Quazarz: Born On A Gangster Star (CD/LP)
Born on a Gangster Star came into the world in a big damn hurry, like nightfall on an island. You can see it happening, but then again it’s so gradual that the next thing you know—it’s dark. Imbued with the energy and ideas from all the creative embers floating in the atmosphere like fireflies, Shabazz Palaces recorded this entire album over the course of two weeks with Blood in Seattle. New gear and new equipment disintegrated comfort zones into dust and a new path appeared in the rubble.

LO TOM, Lo Tom (CD/LP)
Overflowing with a confidently relaxed cool and an absolute lack of pretense or veneer, Lo Tom’s debut somehow feels both enthusiastically self-assured and deceptively effortless (though I suspect the former is far truer than the latter). That comfortable ease with which the band unfolds their slinky guitar-and-drum interplay on “Find the Shrine” or adds the perfect splash of drunken swagger to “Bubblegum” is a testament not only to each member’s multi-decade commitment to their own craft, but also to the impressive spider-web of collaboration they have spun playing on each other’s various projects over the years.

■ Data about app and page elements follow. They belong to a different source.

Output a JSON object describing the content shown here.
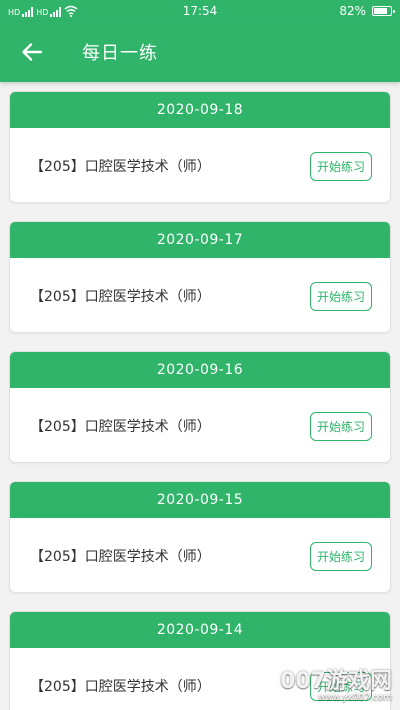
{
  "status_bar": {
    "signal_1": "HD",
    "signal_2": "HD",
    "time": "17:54",
    "battery_percent": "82%",
    "battery_level": 0.82
  },
  "app_bar": {
    "title": "每日一练",
    "back_icon": "arrow-left-icon"
  },
  "practices": [
    {
      "date": "2020-09-18",
      "title": "【205】口腔医学技术（师）",
      "button": "开始练习"
    },
    {
      "date": "2020-09-17",
      "title": "【205】口腔医学技术（师）",
      "button": "开始练习"
    },
    {
      "date": "2020-09-16",
      "title": "【205】口腔医学技术（师）",
      "button": "开始练习"
    },
    {
      "date": "2020-09-15",
      "title": "【205】口腔医学技术（师）",
      "button": "开始练习"
    },
    {
      "date": "2020-09-14",
      "title": "【205】口腔医学技术（师）",
      "button": "开始练习"
    }
  ],
  "watermark": {
    "main": "007游戏网",
    "sub": "www.yx007.com"
  },
  "colors": {
    "primary": "#2fb46a",
    "background": "#f2f2f2"
  }
}
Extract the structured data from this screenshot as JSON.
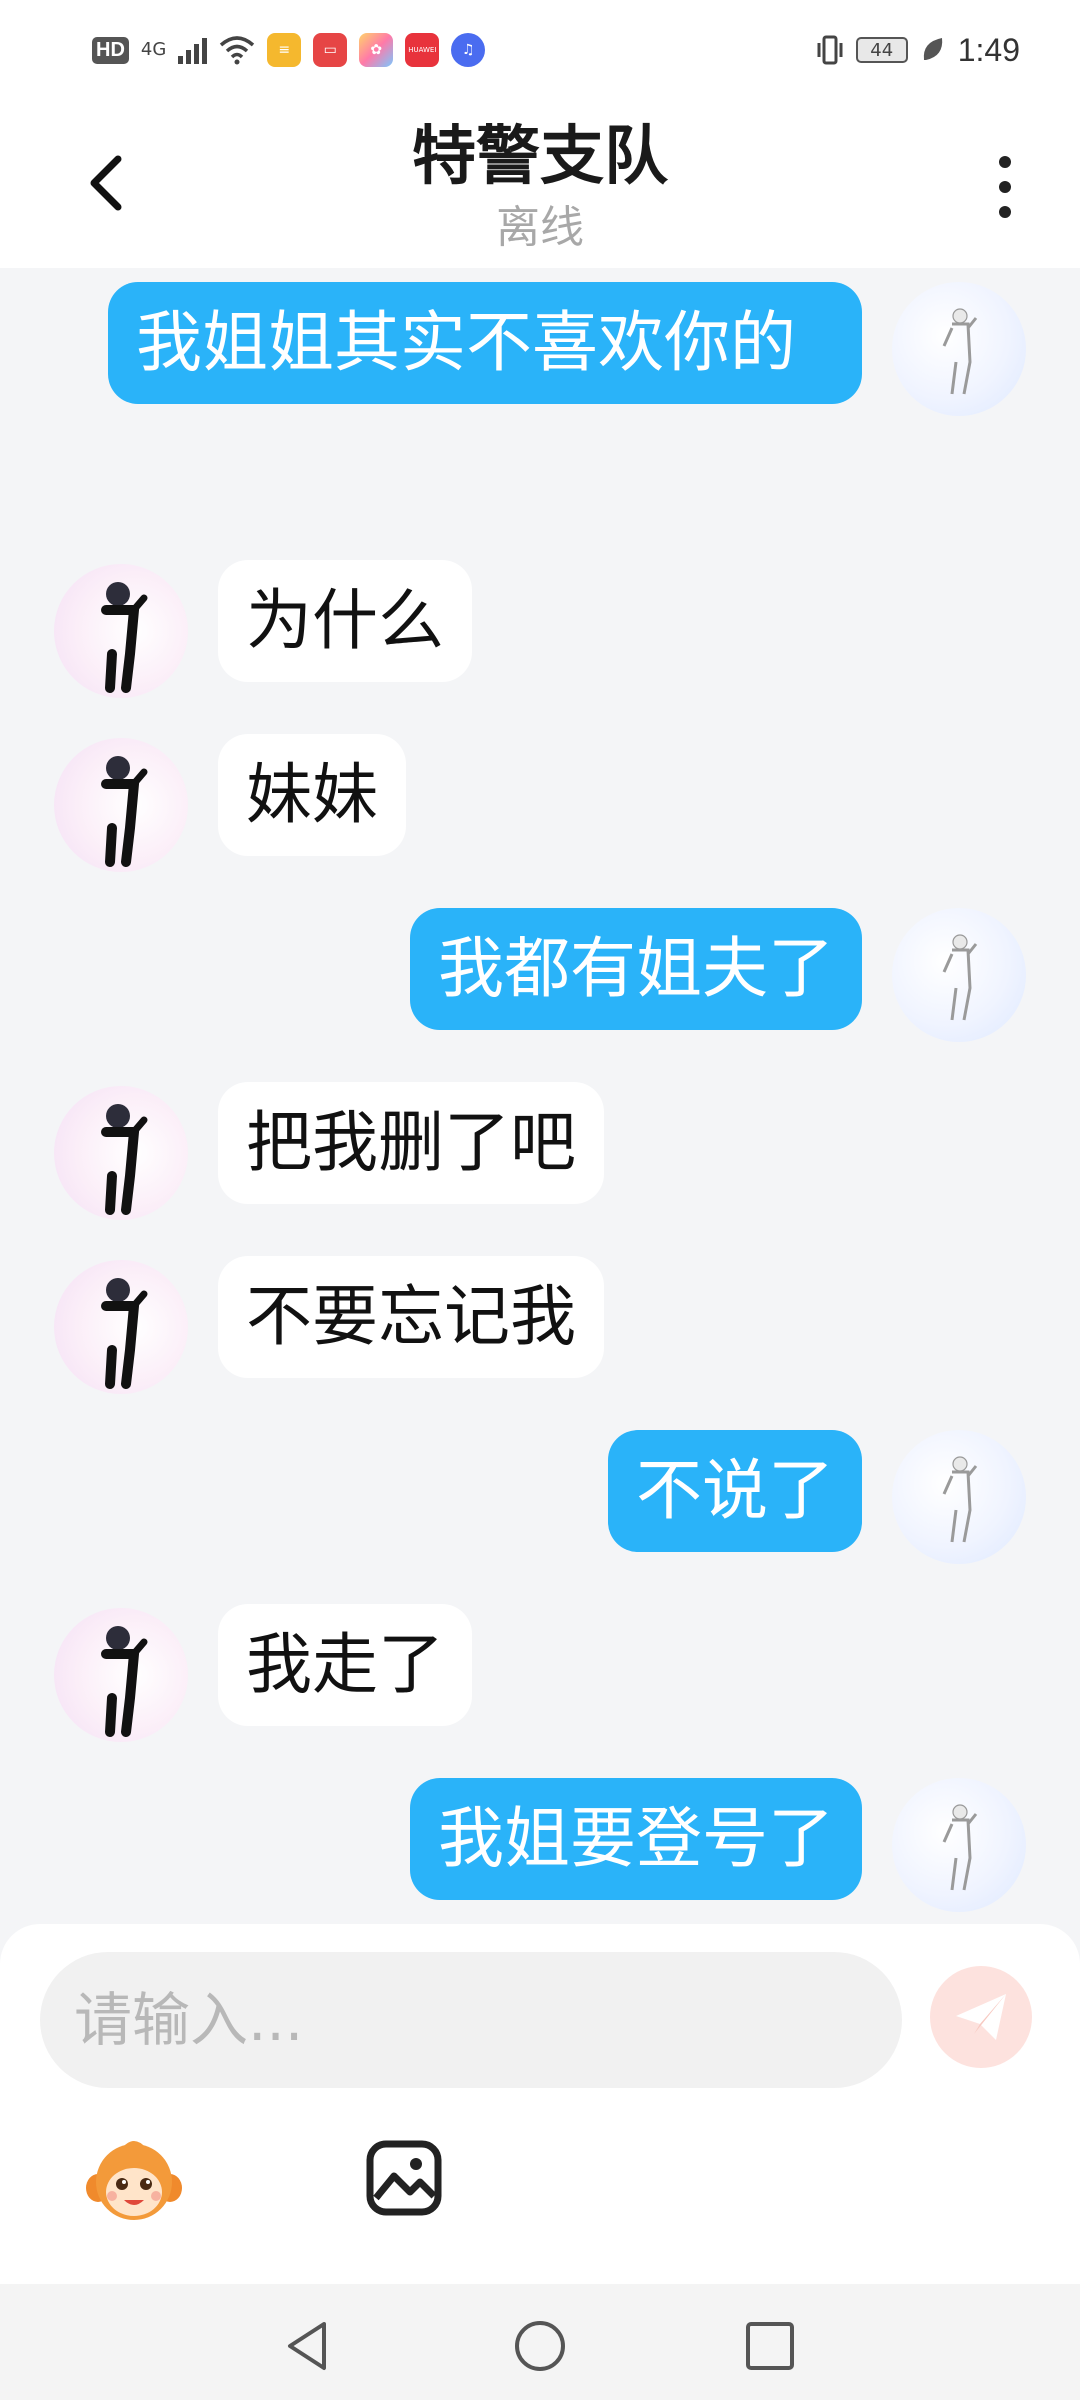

CYRUS CHESTNUT, There’s A Sweet, Sweet Spirit (CD)
A decorated veteran of the Betty Carter Trio, pianist Cyrus Chestnut came out the experience relatively unscathed with a style and directive clearly his own. It’s one steeped in the gospel church traditions of his native Baltimore, but also enlivened by an open ear aimed at a multitude of other influences. He has enjoyed stints with the Lincoln Center Jazz Orchestra, Vanessa Williams, Freddie Hubbard and Joe Lovano. He also speaks fondly of his valuable tenures with vocalists Jon Hendricks and Joe Williams. With the fleetness of Bud Powell and his own distinctive two-handed lushly impressionistic harmonies, Cyrus offers an imaginative setlist with his long-time friends Buster Williams and Lenny White and together they breathe new life into the vernerable jazz piano trio format.

VARIOUS ARTISTS, Soul Jazz Records Presents Space Energy & Light (CD/LP)
Soul Jazz Records’ new Space, Energy and Light is a collection of music by early electronic and synthesizer pioneers (from the 1960s through the 1970s), mid-1970s proto-new age gurus and 1980s guerrilla D-I-Y cassette-era electronic artists, spanning in total over a near 30-year time frame. All of these artists used electronic advancements in music technology as a means of exploring not only space and the idea of the future, but also of looking inwards to the soul and of creating music in harmony with the natural world. From computer software and hardware experimentalists and sound pioneers such as Laurie Spiegel and Kevin Braheny, as well as Mother Mallard’s Portable Masterpiece Company – the first synthesizer ensemble created in collaboration with Robert Moog – through to the earliest musique concrète experimentation of Tod Dockstader, the album shows how technological advancements and creative artistic expression went hand in hand.